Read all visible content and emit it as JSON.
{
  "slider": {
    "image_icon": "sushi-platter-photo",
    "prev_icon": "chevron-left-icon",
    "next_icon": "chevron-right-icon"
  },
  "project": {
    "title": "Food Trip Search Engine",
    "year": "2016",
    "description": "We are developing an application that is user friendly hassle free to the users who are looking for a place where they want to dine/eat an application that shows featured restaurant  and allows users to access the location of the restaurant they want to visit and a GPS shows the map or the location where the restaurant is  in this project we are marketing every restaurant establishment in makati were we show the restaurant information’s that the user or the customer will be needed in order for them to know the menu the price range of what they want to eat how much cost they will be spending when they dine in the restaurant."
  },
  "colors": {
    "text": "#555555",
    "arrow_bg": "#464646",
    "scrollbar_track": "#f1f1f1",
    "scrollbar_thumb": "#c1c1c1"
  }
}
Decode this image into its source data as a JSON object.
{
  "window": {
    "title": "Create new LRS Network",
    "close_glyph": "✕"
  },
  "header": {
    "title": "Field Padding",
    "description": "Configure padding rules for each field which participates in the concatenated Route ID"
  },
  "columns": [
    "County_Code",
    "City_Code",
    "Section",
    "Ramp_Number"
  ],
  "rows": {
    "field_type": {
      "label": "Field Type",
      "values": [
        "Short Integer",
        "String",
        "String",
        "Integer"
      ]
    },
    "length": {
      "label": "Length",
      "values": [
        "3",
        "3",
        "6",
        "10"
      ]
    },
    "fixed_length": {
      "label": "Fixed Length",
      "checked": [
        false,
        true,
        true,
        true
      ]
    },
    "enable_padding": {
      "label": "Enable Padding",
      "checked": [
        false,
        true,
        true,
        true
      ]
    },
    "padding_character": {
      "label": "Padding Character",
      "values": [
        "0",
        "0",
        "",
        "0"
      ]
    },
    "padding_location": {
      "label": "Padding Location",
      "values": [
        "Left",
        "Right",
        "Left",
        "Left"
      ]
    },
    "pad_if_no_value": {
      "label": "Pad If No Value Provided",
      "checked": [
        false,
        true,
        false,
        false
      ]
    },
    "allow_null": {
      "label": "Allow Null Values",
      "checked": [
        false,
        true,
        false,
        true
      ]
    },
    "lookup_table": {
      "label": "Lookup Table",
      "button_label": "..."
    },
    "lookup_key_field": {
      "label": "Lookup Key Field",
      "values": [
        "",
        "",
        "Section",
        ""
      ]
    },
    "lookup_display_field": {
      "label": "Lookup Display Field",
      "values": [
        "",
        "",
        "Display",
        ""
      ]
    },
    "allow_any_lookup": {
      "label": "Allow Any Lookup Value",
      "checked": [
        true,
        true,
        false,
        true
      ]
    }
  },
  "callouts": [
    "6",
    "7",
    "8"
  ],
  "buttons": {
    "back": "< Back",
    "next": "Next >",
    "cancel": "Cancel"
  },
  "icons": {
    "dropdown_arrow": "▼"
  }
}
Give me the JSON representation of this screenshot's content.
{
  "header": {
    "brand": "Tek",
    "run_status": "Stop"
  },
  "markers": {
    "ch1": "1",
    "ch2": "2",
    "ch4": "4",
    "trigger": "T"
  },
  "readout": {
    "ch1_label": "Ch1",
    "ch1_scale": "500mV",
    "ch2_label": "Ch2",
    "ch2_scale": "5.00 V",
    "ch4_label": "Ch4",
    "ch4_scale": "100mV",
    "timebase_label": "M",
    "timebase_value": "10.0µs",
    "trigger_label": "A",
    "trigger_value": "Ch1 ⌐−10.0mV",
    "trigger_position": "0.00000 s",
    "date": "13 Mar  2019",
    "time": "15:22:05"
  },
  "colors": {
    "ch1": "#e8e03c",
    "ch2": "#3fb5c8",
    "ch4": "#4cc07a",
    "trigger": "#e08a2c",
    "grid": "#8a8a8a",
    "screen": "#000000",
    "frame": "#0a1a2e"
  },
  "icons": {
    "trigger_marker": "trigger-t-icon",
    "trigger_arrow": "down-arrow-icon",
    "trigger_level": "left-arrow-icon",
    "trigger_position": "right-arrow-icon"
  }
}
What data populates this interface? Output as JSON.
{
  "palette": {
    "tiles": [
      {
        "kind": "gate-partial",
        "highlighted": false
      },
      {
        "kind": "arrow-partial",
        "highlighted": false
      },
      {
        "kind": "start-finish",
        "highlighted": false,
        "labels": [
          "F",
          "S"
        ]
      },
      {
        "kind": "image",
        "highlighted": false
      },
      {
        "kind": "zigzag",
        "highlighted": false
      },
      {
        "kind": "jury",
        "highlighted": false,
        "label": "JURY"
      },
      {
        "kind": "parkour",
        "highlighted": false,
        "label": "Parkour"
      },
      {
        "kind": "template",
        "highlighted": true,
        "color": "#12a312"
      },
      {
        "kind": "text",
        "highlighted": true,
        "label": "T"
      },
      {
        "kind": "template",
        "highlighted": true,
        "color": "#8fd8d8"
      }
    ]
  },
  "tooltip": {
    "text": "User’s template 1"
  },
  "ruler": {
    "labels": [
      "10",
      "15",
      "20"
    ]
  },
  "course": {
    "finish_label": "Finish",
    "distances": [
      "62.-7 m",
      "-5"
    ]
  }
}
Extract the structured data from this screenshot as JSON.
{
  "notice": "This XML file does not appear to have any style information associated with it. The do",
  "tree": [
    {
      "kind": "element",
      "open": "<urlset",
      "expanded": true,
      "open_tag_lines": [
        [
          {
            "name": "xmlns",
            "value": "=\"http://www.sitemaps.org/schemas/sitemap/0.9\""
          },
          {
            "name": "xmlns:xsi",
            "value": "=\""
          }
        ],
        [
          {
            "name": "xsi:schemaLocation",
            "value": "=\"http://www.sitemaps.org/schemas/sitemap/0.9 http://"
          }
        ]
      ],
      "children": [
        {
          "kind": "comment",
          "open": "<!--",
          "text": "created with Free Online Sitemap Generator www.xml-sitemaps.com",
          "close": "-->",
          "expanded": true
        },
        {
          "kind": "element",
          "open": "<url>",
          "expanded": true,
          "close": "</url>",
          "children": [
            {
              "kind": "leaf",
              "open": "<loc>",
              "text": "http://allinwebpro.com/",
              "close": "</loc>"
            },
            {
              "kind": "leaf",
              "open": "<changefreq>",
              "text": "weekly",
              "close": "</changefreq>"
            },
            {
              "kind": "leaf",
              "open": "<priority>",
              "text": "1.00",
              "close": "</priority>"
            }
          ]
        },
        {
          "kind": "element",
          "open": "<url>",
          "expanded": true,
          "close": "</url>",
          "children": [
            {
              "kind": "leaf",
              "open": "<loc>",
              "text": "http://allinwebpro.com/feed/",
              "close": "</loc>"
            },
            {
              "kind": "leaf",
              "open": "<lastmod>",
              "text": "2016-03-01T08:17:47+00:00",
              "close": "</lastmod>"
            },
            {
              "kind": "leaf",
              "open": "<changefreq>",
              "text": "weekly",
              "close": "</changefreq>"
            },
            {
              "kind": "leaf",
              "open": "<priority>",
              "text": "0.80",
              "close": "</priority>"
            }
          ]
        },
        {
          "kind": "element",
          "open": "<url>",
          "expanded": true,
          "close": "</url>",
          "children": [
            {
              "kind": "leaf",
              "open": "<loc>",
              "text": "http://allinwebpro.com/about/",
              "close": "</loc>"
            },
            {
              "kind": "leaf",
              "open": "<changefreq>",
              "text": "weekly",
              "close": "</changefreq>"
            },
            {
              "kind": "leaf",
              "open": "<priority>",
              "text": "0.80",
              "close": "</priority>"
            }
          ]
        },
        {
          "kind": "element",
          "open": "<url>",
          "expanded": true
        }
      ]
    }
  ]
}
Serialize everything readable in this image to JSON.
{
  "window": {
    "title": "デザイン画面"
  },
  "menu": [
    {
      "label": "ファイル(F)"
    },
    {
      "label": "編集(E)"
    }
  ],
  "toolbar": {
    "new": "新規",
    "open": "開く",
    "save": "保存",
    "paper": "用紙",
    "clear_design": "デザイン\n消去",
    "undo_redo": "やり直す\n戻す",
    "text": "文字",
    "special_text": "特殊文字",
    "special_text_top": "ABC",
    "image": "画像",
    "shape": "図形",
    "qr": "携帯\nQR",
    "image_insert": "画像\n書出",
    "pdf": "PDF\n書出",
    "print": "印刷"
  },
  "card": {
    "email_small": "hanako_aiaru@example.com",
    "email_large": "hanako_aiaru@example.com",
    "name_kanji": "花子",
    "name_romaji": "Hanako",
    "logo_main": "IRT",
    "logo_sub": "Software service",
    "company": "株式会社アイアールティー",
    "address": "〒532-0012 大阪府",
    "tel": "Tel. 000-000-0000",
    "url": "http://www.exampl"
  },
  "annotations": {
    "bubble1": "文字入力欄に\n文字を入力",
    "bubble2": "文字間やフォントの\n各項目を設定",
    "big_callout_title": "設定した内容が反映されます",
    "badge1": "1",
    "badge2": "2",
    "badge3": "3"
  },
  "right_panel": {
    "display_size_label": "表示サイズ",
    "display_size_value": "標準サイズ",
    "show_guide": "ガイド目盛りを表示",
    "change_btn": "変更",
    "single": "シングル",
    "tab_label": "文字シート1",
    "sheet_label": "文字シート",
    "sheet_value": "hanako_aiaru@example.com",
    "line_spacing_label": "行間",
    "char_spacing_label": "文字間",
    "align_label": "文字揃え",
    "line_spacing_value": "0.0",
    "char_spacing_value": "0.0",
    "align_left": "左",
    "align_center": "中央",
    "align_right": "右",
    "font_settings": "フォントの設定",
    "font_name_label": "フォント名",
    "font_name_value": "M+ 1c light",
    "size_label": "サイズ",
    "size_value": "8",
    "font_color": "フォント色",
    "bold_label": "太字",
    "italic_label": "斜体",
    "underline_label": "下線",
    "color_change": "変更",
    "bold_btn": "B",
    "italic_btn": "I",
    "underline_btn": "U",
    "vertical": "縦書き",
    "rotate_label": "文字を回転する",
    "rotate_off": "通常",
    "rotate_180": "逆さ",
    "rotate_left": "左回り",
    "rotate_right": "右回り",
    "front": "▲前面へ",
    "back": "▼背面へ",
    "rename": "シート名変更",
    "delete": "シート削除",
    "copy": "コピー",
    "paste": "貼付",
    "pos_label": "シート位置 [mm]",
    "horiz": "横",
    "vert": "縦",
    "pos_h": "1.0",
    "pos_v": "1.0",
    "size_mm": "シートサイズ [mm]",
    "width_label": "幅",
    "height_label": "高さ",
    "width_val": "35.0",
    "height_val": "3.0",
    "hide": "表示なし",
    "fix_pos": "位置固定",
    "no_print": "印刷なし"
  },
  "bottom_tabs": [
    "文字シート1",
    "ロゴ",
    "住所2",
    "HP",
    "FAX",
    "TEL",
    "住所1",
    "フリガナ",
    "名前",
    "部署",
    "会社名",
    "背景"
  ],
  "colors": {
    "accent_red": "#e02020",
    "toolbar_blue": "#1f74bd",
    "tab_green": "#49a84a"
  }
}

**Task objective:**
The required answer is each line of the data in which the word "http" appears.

**Answer to this exercise:**
            "value": "=\"http://www.sitemaps.org/schemas/sitemap/0.9\""
            "value": "=\"http://www.sitemaps.org/schemas/sitemap/0.9 http://"
              "text": "http://allinwebpro.com/",
              "text": "http://allinwebpro.com/feed/",
              "text": "http://allinwebpro.com/about/",
    "url": "http://www.exampl"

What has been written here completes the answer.